Unfortunately, for most of the disturbing things happening in the world around us we get no authoritative commentary on which to hang our hats. Traditionally Christians have still remained open to the fact that what disturbs and terrifies us may infact be the work of God. Is Hart open to this possibility?

Bruce Yabsley said...

I'm in accord with the sentiment from Hart that you quote here, but the statement

For if we would think it shamefully foolish and cruel to say such things in the moment when another's sorrow is most real and irresistibly painful, then we ought never to say them.

seems to go too far. This would outlaw other kinds of specialist discourse, for example in medicine: surely there are things that can and might need be said, but not to a grieving parent?

I'm all in favour of demanding that theological statements be required to stand up in the harsh light of the phenomena, but it's hard to provide a neat litmus test for what that must mean in practice.

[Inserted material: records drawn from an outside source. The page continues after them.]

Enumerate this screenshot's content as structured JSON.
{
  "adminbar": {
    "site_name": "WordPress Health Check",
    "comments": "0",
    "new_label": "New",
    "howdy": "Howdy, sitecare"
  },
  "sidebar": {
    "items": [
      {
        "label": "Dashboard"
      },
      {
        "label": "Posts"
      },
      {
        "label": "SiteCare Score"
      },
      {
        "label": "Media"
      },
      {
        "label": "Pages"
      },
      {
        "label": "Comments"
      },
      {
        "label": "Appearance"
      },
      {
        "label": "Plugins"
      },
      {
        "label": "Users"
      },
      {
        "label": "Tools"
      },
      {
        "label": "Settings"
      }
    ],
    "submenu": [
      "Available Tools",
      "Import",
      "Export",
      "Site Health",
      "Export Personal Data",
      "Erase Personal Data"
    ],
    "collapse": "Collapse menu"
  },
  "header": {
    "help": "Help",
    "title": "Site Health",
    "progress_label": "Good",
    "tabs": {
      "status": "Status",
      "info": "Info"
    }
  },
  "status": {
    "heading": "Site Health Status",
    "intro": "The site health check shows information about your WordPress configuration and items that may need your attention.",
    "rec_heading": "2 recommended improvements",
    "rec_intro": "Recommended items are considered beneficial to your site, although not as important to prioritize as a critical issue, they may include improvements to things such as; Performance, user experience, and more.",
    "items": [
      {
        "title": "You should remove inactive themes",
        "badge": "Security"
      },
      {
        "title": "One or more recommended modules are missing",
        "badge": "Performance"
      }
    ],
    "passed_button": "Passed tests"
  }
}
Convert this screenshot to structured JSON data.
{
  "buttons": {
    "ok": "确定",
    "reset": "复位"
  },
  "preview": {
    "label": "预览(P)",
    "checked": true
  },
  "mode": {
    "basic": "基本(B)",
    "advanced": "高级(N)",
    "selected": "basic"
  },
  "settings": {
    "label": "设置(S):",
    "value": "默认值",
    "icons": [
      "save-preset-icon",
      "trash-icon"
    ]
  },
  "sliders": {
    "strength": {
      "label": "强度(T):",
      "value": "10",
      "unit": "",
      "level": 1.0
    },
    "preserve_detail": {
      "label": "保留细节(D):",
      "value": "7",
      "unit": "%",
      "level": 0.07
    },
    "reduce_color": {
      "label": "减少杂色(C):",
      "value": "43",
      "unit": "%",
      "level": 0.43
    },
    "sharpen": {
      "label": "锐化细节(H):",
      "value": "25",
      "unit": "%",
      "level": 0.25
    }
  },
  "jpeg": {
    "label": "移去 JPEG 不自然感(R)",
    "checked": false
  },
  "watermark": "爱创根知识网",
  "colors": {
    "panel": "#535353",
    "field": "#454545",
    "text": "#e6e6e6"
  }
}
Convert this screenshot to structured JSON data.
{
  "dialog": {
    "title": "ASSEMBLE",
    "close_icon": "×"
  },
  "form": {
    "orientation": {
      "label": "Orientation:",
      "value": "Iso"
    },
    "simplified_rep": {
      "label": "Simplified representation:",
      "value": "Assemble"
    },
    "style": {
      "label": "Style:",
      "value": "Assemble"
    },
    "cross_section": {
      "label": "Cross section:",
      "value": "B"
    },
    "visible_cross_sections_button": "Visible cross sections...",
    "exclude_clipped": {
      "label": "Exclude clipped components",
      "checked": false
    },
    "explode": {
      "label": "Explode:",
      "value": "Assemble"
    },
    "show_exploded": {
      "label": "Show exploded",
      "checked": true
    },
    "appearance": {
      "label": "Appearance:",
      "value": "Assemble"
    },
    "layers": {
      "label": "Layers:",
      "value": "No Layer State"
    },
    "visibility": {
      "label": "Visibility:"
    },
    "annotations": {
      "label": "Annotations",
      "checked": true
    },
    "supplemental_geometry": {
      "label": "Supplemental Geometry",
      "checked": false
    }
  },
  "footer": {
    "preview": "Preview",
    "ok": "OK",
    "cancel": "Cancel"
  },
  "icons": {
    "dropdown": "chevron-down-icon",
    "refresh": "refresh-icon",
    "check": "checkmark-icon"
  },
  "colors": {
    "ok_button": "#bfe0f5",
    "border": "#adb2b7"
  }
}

Appointing the grieving as jury might (as Ron says) work as rhetoric, but I don't see the inner logic of it. The apparent wrongness of the "completely necessary" line is an argument against the "completely necessary" line, not against all words-out-of-season arguments.

byron smith said...

Bruce - yes, perhaps I overstated Hart. I do not think he is saying that the grieving are to the judge of the appropriateness of all discourse. There is certainly a place for medical discussion and for some words being in or out of season. Yet he is pointing, helpfully I think, to a disconnect in our thinking about evil in which the good news of God's defeat of evil can be obscured by the extent to which we have systematised God's ability to instrumentally 'use' evil to bring about his good intentions (including judgement). I've raised this issue back here and discussed it at a little more length in this series.

Ron - he uses this example (a suffering child) a fair bit for two reasons. First, the book is explicitly about the Boxing Day Tsunami of 2004, in which many of the victims were children. Second, early in the book he introduces the famous passage in The Brothers Karamazov in which the suffering of a little girl in the dark is poignantly narrated and becomes a symbol for pointless evil. Hart, for all his faults, is no lightweight popularist rhetorician. He is a major theologian of the Eastern Orthodox tradition and does indeed have a lot to say about evil.

Phil - similarly, he does have an extended discussion attempting to define evil. And also includes consideration of the category of judgement. His main beef is with Christians who think that every instance of suffering must have a 'point', must play some crucial role in God's divine calculus. I guess he is trying to rediscover the category of 'pointless suffering'. The good news in the face of suffering is not 'this is God's plan' but 'God will wipe away every tear when he overcomes evil in resurrection life'.

Anonymous said...

Thanks Byron, I was aware of those two points and I didn't intend to imply that Hart was a "lightweight" rhetorician, nor do I dispute that he is increasingly recognised as an important contemporary theologian.

I would only wish to add that it is perfectly possible to be a major theologian and rely heavily on rhetoric from time to time!

I'm about to start The Beauty of the Infinite so hopefully I'll get a better feel for him as a theologian and as a writer...

byron smith said...

I would only wish to add that it is perfectly possible to be a major theologian and rely heavily on rhetoric from time to time!
That is certainly true. Apologies if I over-reacted to your comment.

Anonymous said...

No offence taken. I really do like this book and I think the appeoach that Hart takes is a valuable corrective ... I'm actually hoping that he will write a longer and more comprehensive treatment of this subject.

Martin Kemp said...

It's the tower from the abbey which was situated out the back of the old St Andrew's Cathedral at St Andrew's Scotland.

Matthew Moffitt said...

Location: Northern Hemisphere.

Probably Scotland

byron smith said...

Many apologies Marty! You were of course precisely correct. Have twelve points.

Moffitt - you were a month and a half after Marty and considerably more vague. I'll give you two.